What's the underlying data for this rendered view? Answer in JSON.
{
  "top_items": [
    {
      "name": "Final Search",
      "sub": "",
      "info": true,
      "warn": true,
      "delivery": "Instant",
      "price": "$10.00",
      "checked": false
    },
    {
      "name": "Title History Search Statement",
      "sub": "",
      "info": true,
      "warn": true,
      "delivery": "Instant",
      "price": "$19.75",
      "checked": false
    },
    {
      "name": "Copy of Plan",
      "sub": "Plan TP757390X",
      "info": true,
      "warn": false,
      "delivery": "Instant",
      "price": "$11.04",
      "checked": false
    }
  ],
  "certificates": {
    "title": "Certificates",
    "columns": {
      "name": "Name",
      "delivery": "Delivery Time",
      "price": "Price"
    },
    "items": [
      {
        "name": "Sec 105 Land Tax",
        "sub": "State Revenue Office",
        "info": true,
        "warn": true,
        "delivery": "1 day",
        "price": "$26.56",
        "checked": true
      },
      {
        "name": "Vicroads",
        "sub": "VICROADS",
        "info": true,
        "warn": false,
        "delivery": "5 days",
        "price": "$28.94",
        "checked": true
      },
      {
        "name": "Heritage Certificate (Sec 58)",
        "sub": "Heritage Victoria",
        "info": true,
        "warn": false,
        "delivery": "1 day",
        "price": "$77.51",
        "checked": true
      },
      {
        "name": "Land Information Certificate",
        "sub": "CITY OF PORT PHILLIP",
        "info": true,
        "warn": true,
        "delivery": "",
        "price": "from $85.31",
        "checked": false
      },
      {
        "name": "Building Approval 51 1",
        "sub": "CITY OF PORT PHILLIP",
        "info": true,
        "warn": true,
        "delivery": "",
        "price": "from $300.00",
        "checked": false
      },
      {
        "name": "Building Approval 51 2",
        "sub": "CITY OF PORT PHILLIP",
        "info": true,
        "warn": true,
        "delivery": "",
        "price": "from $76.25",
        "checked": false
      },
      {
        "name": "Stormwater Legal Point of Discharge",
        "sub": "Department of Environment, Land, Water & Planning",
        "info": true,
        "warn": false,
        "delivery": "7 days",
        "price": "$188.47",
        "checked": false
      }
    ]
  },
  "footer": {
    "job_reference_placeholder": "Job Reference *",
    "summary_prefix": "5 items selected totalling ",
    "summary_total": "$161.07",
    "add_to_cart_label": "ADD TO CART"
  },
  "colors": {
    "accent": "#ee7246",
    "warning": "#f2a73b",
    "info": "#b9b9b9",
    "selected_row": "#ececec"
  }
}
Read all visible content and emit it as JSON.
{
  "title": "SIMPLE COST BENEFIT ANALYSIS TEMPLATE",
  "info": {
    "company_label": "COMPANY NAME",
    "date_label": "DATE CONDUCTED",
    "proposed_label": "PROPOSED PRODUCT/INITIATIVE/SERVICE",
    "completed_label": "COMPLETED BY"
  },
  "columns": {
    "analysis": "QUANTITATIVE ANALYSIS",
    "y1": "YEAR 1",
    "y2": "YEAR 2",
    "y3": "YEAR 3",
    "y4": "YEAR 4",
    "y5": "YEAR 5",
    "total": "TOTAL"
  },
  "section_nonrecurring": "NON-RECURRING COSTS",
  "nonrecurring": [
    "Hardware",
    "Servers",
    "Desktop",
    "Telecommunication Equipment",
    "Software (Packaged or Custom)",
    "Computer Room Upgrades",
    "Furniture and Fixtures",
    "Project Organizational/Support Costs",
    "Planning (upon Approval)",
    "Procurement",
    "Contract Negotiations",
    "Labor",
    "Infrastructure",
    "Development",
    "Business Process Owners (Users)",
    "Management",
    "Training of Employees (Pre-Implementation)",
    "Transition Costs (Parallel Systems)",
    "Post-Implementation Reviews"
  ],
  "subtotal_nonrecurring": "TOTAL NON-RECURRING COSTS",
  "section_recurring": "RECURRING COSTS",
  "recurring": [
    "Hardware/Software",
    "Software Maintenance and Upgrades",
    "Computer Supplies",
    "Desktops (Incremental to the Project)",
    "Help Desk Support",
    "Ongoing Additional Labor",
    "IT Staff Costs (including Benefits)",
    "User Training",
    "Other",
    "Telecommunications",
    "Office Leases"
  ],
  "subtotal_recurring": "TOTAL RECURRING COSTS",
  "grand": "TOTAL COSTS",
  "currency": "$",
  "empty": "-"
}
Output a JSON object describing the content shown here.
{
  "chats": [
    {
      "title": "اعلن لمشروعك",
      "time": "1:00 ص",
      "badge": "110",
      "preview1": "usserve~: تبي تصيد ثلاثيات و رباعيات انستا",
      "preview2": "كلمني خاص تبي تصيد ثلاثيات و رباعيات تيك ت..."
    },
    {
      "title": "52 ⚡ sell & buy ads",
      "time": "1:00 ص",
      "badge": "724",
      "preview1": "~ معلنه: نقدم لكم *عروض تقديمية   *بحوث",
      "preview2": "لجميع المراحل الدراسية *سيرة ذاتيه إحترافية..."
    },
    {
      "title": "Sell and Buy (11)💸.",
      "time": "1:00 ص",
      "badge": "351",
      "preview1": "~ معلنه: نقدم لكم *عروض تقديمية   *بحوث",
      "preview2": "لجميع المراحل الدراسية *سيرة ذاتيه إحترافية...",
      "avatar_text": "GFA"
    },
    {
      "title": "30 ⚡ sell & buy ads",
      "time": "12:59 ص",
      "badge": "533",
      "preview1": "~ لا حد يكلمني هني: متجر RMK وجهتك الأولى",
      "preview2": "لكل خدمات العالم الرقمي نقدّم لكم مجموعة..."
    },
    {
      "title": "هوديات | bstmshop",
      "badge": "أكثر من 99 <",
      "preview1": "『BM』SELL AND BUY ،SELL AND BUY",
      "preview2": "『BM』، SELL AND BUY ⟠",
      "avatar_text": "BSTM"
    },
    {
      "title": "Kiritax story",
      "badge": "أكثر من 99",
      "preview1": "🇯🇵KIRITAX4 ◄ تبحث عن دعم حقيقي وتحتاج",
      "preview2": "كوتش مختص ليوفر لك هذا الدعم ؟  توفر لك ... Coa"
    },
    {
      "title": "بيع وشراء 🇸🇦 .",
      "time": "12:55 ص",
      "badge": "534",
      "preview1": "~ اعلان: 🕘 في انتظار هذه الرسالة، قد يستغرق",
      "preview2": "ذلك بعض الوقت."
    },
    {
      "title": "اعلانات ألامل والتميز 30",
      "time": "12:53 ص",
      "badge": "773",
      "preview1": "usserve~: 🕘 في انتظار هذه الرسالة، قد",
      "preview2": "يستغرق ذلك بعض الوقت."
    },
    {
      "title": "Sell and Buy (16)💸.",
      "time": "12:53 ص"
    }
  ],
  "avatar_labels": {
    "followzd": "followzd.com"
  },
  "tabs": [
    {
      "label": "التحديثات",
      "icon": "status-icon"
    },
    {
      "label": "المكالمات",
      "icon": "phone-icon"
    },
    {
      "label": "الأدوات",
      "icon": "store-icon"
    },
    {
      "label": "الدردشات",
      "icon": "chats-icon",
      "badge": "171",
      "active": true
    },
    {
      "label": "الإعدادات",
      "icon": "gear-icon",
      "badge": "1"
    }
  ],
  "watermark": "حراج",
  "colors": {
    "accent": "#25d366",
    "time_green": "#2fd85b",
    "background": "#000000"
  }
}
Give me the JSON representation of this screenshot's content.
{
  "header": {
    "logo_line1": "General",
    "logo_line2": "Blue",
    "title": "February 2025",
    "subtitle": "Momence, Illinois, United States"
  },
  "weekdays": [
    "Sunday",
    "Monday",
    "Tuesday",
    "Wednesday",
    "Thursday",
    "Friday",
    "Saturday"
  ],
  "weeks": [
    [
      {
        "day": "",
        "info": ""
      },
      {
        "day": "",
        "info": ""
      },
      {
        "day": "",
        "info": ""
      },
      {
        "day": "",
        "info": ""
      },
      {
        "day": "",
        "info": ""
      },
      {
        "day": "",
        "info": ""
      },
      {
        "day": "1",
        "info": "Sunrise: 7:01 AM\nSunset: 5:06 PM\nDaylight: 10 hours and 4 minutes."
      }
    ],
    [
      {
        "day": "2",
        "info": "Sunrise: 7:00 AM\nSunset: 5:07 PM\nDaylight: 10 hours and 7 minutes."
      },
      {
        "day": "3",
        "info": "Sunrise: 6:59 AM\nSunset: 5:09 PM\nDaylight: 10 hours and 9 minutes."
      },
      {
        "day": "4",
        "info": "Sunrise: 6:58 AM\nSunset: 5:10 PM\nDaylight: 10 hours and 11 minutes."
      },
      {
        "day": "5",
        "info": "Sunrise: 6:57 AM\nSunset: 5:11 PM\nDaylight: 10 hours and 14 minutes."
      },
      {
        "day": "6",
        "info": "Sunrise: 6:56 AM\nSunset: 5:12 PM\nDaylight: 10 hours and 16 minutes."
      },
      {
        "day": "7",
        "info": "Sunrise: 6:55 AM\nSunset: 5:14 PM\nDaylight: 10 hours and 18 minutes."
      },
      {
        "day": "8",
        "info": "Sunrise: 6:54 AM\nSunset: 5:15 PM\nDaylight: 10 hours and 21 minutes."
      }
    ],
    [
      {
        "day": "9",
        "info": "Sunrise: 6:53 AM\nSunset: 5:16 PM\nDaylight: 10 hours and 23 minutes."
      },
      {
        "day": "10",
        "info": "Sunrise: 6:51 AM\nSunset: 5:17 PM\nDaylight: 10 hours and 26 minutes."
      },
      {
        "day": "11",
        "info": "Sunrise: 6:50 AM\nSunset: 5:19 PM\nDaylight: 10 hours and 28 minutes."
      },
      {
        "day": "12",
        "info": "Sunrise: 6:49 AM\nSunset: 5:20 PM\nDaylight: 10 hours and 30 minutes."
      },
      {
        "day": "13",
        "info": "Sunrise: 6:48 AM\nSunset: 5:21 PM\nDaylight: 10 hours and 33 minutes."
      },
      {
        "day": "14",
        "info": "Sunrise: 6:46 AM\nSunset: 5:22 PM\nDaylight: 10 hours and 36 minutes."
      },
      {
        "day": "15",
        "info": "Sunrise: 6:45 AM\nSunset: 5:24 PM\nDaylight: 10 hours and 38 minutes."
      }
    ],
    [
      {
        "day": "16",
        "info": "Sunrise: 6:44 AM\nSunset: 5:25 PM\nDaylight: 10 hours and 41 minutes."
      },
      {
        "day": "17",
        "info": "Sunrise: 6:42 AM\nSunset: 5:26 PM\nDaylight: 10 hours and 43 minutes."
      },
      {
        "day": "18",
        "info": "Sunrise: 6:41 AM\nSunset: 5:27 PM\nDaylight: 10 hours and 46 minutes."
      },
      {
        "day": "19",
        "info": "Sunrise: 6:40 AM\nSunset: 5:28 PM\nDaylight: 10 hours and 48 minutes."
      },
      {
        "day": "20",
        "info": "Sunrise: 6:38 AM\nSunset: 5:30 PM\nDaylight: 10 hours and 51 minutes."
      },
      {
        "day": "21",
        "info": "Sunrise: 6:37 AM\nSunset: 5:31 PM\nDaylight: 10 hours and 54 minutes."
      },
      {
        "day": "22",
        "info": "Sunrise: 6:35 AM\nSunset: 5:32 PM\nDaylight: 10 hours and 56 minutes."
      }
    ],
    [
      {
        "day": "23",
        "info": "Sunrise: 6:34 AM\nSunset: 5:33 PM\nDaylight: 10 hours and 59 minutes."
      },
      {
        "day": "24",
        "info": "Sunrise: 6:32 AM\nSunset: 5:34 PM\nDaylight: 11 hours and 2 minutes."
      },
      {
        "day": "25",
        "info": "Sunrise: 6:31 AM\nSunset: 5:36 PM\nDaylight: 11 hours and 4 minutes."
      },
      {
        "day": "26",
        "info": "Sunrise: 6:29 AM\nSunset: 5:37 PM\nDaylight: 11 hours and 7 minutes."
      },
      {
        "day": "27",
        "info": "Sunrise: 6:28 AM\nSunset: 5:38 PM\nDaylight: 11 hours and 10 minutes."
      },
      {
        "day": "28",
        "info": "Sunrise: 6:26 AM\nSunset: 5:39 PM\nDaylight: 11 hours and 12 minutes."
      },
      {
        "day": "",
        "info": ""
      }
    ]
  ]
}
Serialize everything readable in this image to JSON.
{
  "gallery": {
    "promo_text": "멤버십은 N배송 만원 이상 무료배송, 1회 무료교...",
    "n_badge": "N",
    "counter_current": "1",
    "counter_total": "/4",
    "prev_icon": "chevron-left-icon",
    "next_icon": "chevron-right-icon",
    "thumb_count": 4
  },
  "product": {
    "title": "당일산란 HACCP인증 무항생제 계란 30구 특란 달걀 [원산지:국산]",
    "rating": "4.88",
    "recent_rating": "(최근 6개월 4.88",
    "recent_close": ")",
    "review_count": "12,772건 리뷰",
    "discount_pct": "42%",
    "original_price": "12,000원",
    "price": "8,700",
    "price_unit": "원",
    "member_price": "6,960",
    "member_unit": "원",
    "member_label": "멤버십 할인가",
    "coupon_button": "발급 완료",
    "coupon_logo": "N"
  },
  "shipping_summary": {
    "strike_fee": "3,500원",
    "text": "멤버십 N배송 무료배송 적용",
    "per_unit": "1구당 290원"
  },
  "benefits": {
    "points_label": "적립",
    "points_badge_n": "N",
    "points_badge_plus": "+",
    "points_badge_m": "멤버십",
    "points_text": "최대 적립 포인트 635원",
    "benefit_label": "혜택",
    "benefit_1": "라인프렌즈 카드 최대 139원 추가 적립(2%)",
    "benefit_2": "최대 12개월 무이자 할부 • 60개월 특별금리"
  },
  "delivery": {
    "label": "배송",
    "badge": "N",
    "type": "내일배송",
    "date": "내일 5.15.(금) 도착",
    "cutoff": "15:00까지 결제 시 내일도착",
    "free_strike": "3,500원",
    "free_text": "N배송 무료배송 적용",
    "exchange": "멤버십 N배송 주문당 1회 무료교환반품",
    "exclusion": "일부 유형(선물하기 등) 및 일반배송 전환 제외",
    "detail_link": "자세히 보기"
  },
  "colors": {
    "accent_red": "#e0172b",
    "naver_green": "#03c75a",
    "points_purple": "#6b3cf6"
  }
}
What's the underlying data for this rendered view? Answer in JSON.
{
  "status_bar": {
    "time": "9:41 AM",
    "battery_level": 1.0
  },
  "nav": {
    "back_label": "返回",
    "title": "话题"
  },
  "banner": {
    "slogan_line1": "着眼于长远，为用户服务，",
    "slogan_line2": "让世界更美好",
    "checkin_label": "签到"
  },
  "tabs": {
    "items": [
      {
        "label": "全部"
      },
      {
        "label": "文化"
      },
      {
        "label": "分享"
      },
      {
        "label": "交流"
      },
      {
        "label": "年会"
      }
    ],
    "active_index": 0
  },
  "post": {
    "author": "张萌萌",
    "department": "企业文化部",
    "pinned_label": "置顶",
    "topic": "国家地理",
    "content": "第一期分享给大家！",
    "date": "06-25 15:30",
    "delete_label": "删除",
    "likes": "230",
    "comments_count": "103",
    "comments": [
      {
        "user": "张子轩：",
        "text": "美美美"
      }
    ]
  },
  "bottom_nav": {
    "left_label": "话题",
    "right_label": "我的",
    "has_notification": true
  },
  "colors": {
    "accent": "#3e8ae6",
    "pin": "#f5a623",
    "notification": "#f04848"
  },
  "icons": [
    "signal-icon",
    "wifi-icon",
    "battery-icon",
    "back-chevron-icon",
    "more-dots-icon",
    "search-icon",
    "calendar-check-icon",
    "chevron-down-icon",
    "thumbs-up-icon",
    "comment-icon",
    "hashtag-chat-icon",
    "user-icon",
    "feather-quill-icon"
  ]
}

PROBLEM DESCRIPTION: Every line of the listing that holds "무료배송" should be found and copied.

ANSWER BOX:
    "promo_text": "멤버십은 N배송 만원 이상 무료배송, 1회 무료교...",
    "text": "멤버십 N배송 무료배송 적용",
    "free_text": "N배송 무료배송 적용",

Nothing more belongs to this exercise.